This past month has seen lots of news events with potential consequences to politics — controversial police shootings in Minnesota and Baton Rouge, La., followed by the killing of police officers in Dallas and Baton Rouge. Plus, there was the horrific incident in Nice, France, that saw scores killed when a man drove a truck through a crowd watching fireworks on Bastille Day.
That’s in addition to FBI Director James Comey’s thwacking of Hillary Clinton for her use of a private email server. While Comey recommended no criminal charges against her, it did not help her already tarnished image. Still, Republican Donald Trump seemed incapable of capitalizing on any of it — tweeting an image of a six-pointed star on the day Clinton was interviewed by the FBI, and then, at an event after the FBI announcement, praising Saddam Hussein for his ability to kill terrorists; and botching the rollout of his vice presidential pick, Mike Pence.
Trump hopes to capture the moment this week, at the GOP convention, which kicks off Monday with a focus on law and order. The theme of the first night, for example, is “Make America Safe Again.” (Candidates historically can get a 5- to 7-point bounce out of conventions.)
It’s not clear how any of this will play out, and politics feels in flux right now. Any predictions of exactly what’s going to be happen should be taken with hefty grains of salt. Let’s see where things stand a few weeks after both parties’ conventions when attitudes settle in. (Democrats hold their convention next week in Philadelphia.)
Going into the conventions, however, Clinton maintains an electoral-map advantage. Here’s why: While national polling has shown a tightened race (Clinton’s lead gone from 7 to 3 in the RealClearPolitics average from a month ago), in the states, there’s one clear change — Colorado has moved more toward Clinton. A slew of polls in the state in the past couple of weeks have all shown Clinton with sizable leads (NBC/WSJ/Marist +8, Monmouth +13, Fox +10). Plus, the state party has struggled there, and it’s unclear if the state or national parties will invest there for the Senate race.
So we’ve moved Colorado from Tossup to Lean D. That expands Clinton’s electoral-vote advantage to 288 to 191. (270 is what’s needed to be president.) According to our map, Clinton would need to win just the states leaning her direction to win, and could lose all of the current tossups — Iowa, North Carolina, Ohio, Pennsylvania — and still have some cushion. Notice that includes Ohio, where the Republican convention is, and neighboring Pennsylvania, which Democrats have carried since 1992.
We made no other changes, but not without discussion. Two question marks we will be watching in the next month (in addition to how the police shootings and terrorism-related incidents affect voter sentiment) — Nevada and Florida. Because of fundamentals — demography and voting history — both are currently Lean D, but could easily move to Tossup.

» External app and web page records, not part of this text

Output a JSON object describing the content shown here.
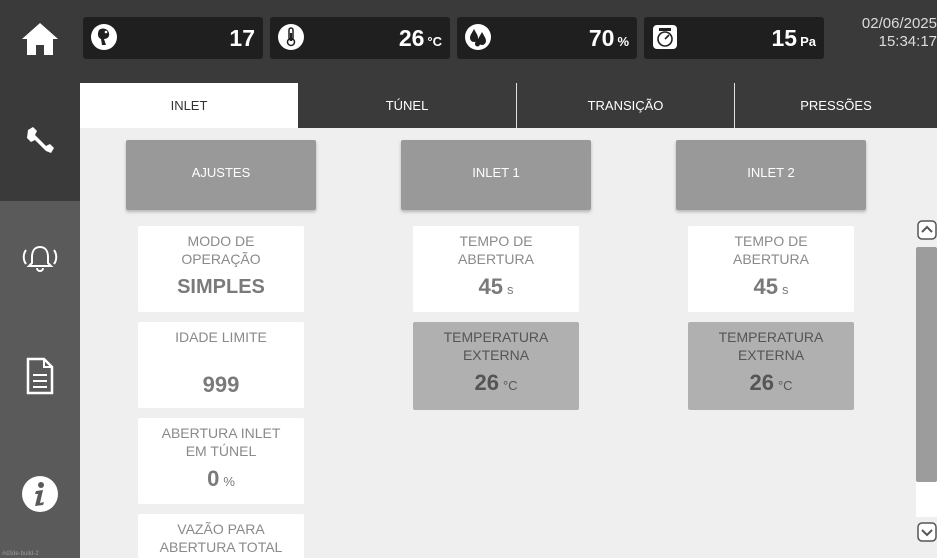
{
  "topbar": {
    "stats": [
      {
        "icon": "chicken-icon",
        "value": "17",
        "unit": ""
      },
      {
        "icon": "thermometer-icon",
        "value": "26",
        "unit": "°C"
      },
      {
        "icon": "humidity-icon",
        "value": "70",
        "unit": "%"
      },
      {
        "icon": "pressure-gauge-icon",
        "value": "15",
        "unit": "Pa"
      }
    ],
    "date": "02/06/2025",
    "time": "15:34:17"
  },
  "sidebar": {
    "items": [
      "wrench-icon",
      "alarm-bell-icon",
      "document-icon",
      "info-icon"
    ],
    "build": "#d3de-build-2"
  },
  "tabs": [
    "INLET",
    "TÚNEL",
    "TRANSIÇÃO",
    "PRESSÕES"
  ],
  "buttons": {
    "ajustes": "AJUSTES",
    "inlet1": "INLET 1",
    "inlet2": "INLET 2"
  },
  "ajustes": {
    "modo_label": "MODO DE\nOPERAÇÃO",
    "modo_value": "SIMPLES",
    "idade_label": "IDADE LIMITE",
    "idade_value": "999",
    "abertura_label": "ABERTURA INLET\nEM TÚNEL",
    "abertura_value": "0",
    "abertura_unit": "%",
    "vazao_label": "VAZÃO PARA\nABERTURA TOTAL"
  },
  "inlet1": {
    "tempo_label": "TEMPO DE\nABERTURA",
    "tempo_value": "45",
    "tempo_unit": "s",
    "temp_label": "TEMPERATURA\nEXTERNA",
    "temp_value": "26",
    "temp_unit": "°C"
  },
  "inlet2": {
    "tempo_label": "TEMPO DE\nABERTURA",
    "tempo_value": "45",
    "tempo_unit": "s",
    "temp_label": "TEMPERATURA\nEXTERNA",
    "temp_value": "26",
    "temp_unit": "°C"
  },
  "colors": {
    "topbar": "#3a3a3a",
    "sidebar": "#5a5a5a",
    "button": "#999999",
    "background": "#efefef"
  }
}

Nevada is notoriously difficult to poll; there haven’t been many so far, and the two done in the past month are conflicting. Still, the state’s Hispanic population and Democratic infrastructure give Clinton the edge. We’ll be watching for any shifts through reporting, surveys or otherwise.

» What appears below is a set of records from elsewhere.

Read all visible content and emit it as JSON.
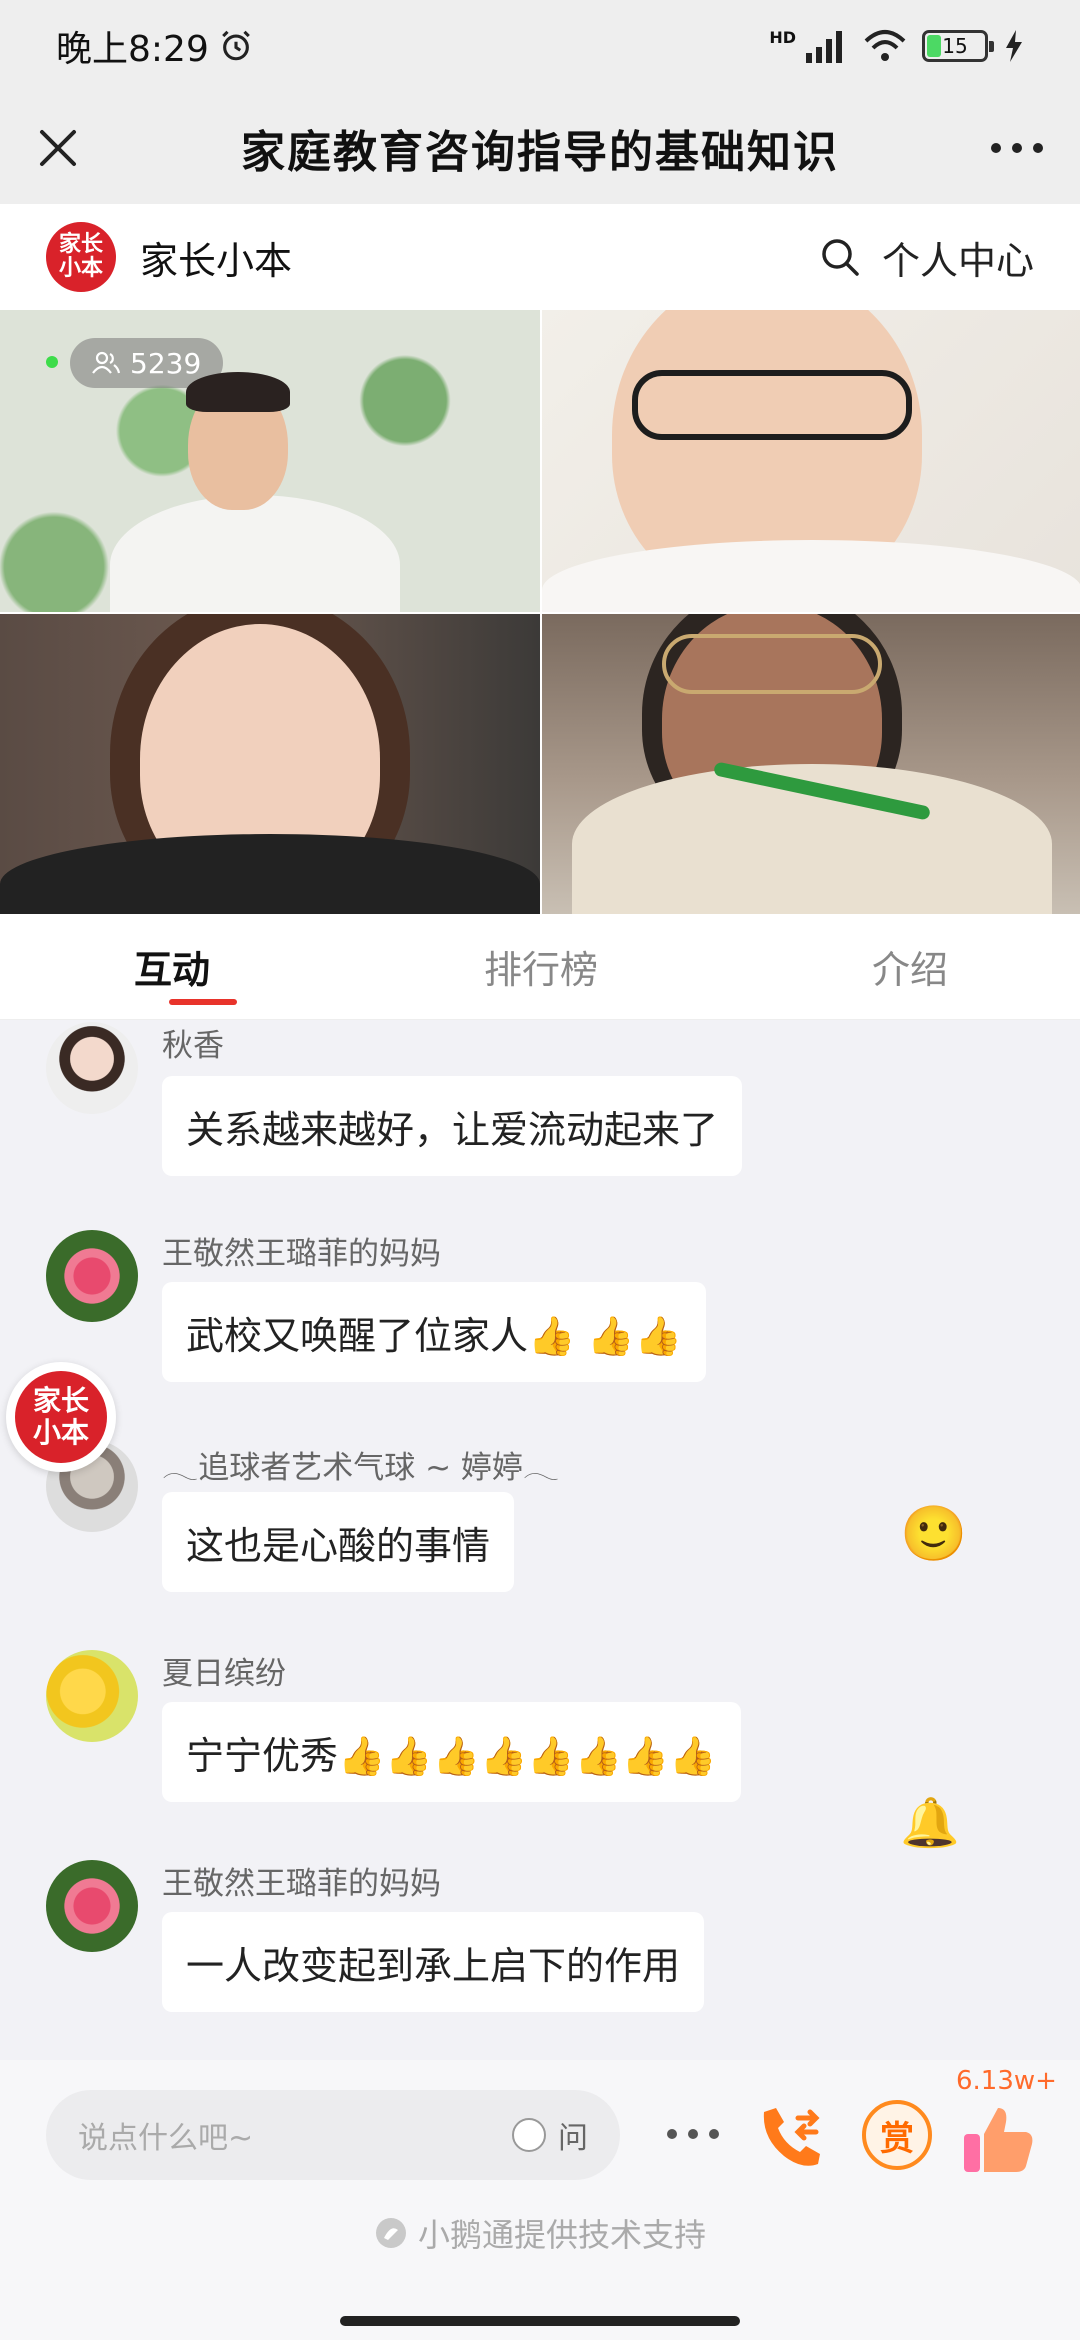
{
  "status_bar": {
    "time": "晚上8:29",
    "network": "HD",
    "battery": "15"
  },
  "header": {
    "title": "家庭教育咨询指导的基础知识"
  },
  "channel": {
    "logo_text_line1": "家长",
    "logo_text_line2": "小本",
    "name": "家长小本",
    "personal_center": "个人中心"
  },
  "video": {
    "viewer_count": "5239"
  },
  "tabs": [
    {
      "label": "互动",
      "active": true
    },
    {
      "label": "排行榜",
      "active": false
    },
    {
      "label": "介绍",
      "active": false
    }
  ],
  "messages": [
    {
      "name": "秋香",
      "text": "关系越来越好，让爱流动起来了",
      "avatar": "woman-avatar"
    },
    {
      "name": "王敬然王璐菲的妈妈",
      "text": "武校又唤醒了位家人👍 👍👍",
      "avatar": "flower-avatar"
    },
    {
      "name": "𓂃追球者艺术气球 ~ 婷婷𓂃",
      "text": "这也是心酸的事情",
      "avatar": "balloon-avatar"
    },
    {
      "name": "夏日缤纷",
      "text": "宁宁优秀👍👍👍👍👍👍👍👍",
      "avatar": "sun-avatar"
    },
    {
      "name": "王敬然王璐菲的妈妈",
      "text": "一人改变起到承上启下的作用",
      "avatar": "flower-avatar"
    }
  ],
  "floating": {
    "logo_line1": "家长",
    "logo_line2": "小本",
    "smile_emoji": "🙂",
    "bell_emoji": "🔔"
  },
  "input_bar": {
    "placeholder": "说点什么吧~",
    "ask_label": "问",
    "reward_label": "赏",
    "like_count": "6.13w+",
    "support_text": "小鹅通提供技术支持"
  },
  "colors": {
    "accent": "#e8332b",
    "logo_red": "#d9222a",
    "reward_orange": "#ff8a1e"
  }
}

In Florida, Clinton had a wider lead last month, and the polling average has shrunk. Still, a good poll — NBC/WSJ/Marist — showed Clinton up 7. (A Quinnipiac poll had Trump up 3.) Let’s see how things even out in the next month. For now, the state’s heavy Latino population still gives Clinton the edge.
Safe D (164): California (55), Connecticut (7), Delaware (3), Hawaii (4), Illinois (20), Maine* (3), Maryland (10), Massachusetts (11), New York (29), Rhode Island (4), Vermont (3), Washington, D.C. (3), Washington state (12)
Likely D (37): Maine (1), Minnesota (10), New Jersey (14), New Mexico (5), Oregon (7)
Lean D (87): Colorado (9), Florida (29), Michigan (16), Nevada (6), New Hampshire (4), Virginia (13), Wisconsin (10)
Pure Tossup (59): Iowa (6), North Carolina (15), Ohio (18), Pennsylvania (20)
Lean R (28): Arizona (11), Georgia (16), Nebraska* (1)
Likely R (27): Indiana (11), Missouri (10), Utah (6)
Safe R (136): Alabama (9), Alaska (3), Arkansas (8), Idaho (4), Kansas (6), Kentucky (8), Louisiana (8), Mississippi (6), Montana (3), Nebraska (5), North Dakota (3), Oklahoma (7), South Carolina (9), South Dakota (3), Tennessee (11), Texas (38), West Virginia (5), Wyoming (3)